TCA, Trichloranisole – Not an invitation to experiment with a proprietary brand of aspirin, but the chemical compound which is formed in the cork by moulds in the presence of chlorine compounds. The Russian roulette of the wine world. See corked, Stelvin. The word corked is often used to denote any and all wine faults, which is the equivalent of having your cork and eating it.
Truffles/Mushrooms – One of the more appealing signatures of age in wine, particularly found in red Burgundy.
The widest land
Doom takes to part us, leaves thy hand
With pulses that beat double. What I do
and what I dream include thee, as the
Must taste of its own grapes.
— Sonnets, Elizabeth Barrett Browning
Tutti-frutti – I don’t want to be wine-gummed to death, as Victor Mature nearly said.
Tufa – a buy one get one free offer.
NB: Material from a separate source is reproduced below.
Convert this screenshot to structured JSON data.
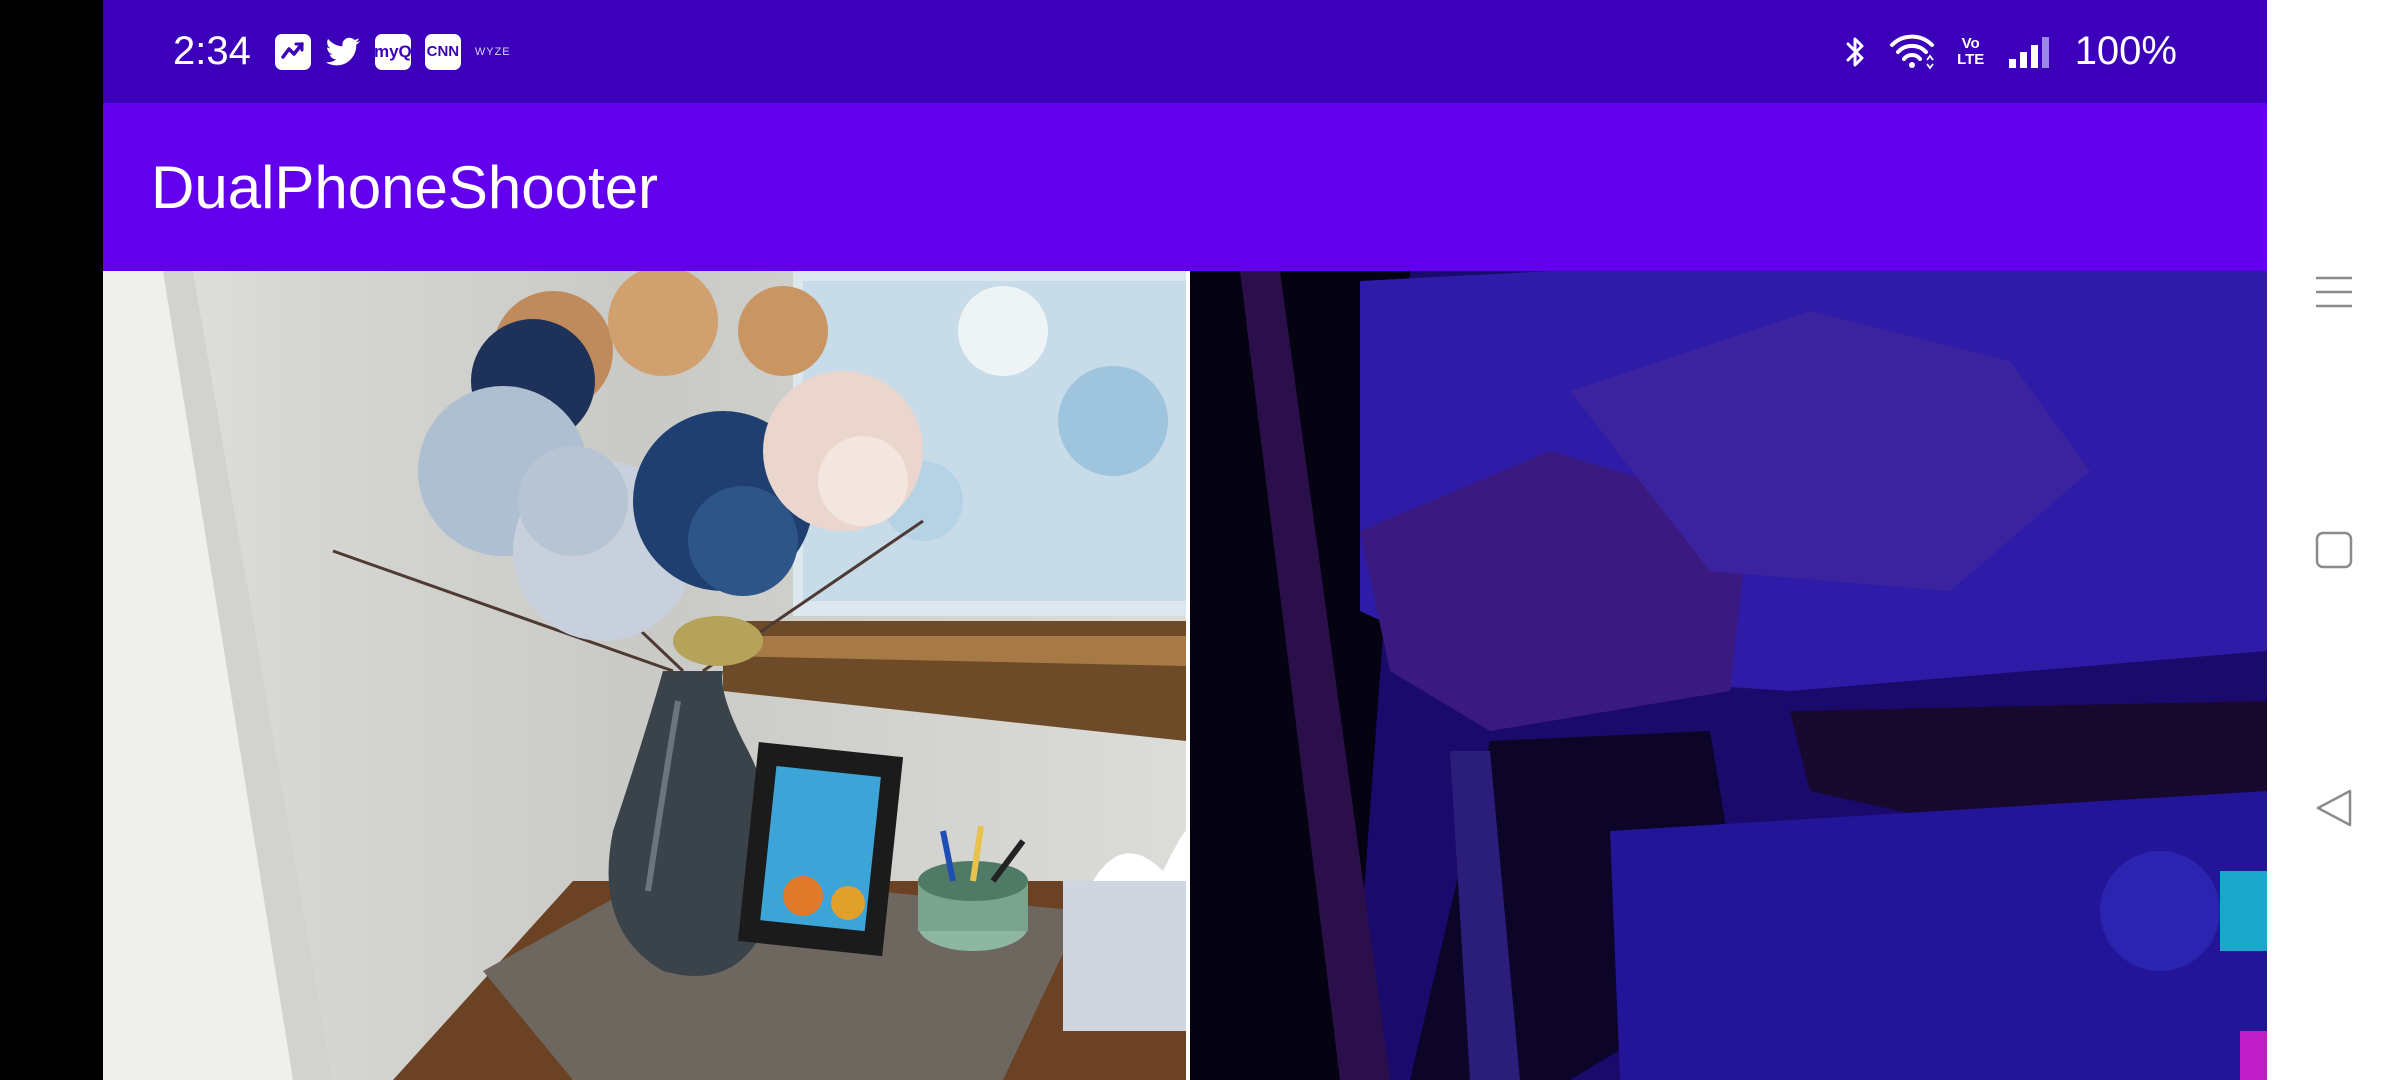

As in tufa one.
TV Pundits – Presenters with a highly developed sense of frivitas. Television has never knowingly under-trivialised food and wine. Of; course, it has improved my mind – every time a food programme is on the TV I go out of; the room and read a book (with apologies to Groucho Marx).
Twits? -The restaurant which asked its customers to vote for wines on Twitter has decided on another revolutionary method of selecting some old vintages of fine wine. They are going to hold a séance and ask the spirit of Thomas Jefferson to choose their claret list.
Twitter– All the world’s a social media junkie. One is truly defined by the latest tweet and updated status report. The more incessant the blether the gaudier is life’s tapestry. The wine world is over-fascinated by the social media and the way it can be used to advertise products; in fact, it is safe to say that the medium is the massage.
Txacoli – The obvious Basque-t-case.
Typicity – Wine that tastes of itself, for better or for worse, for richer or for poorer.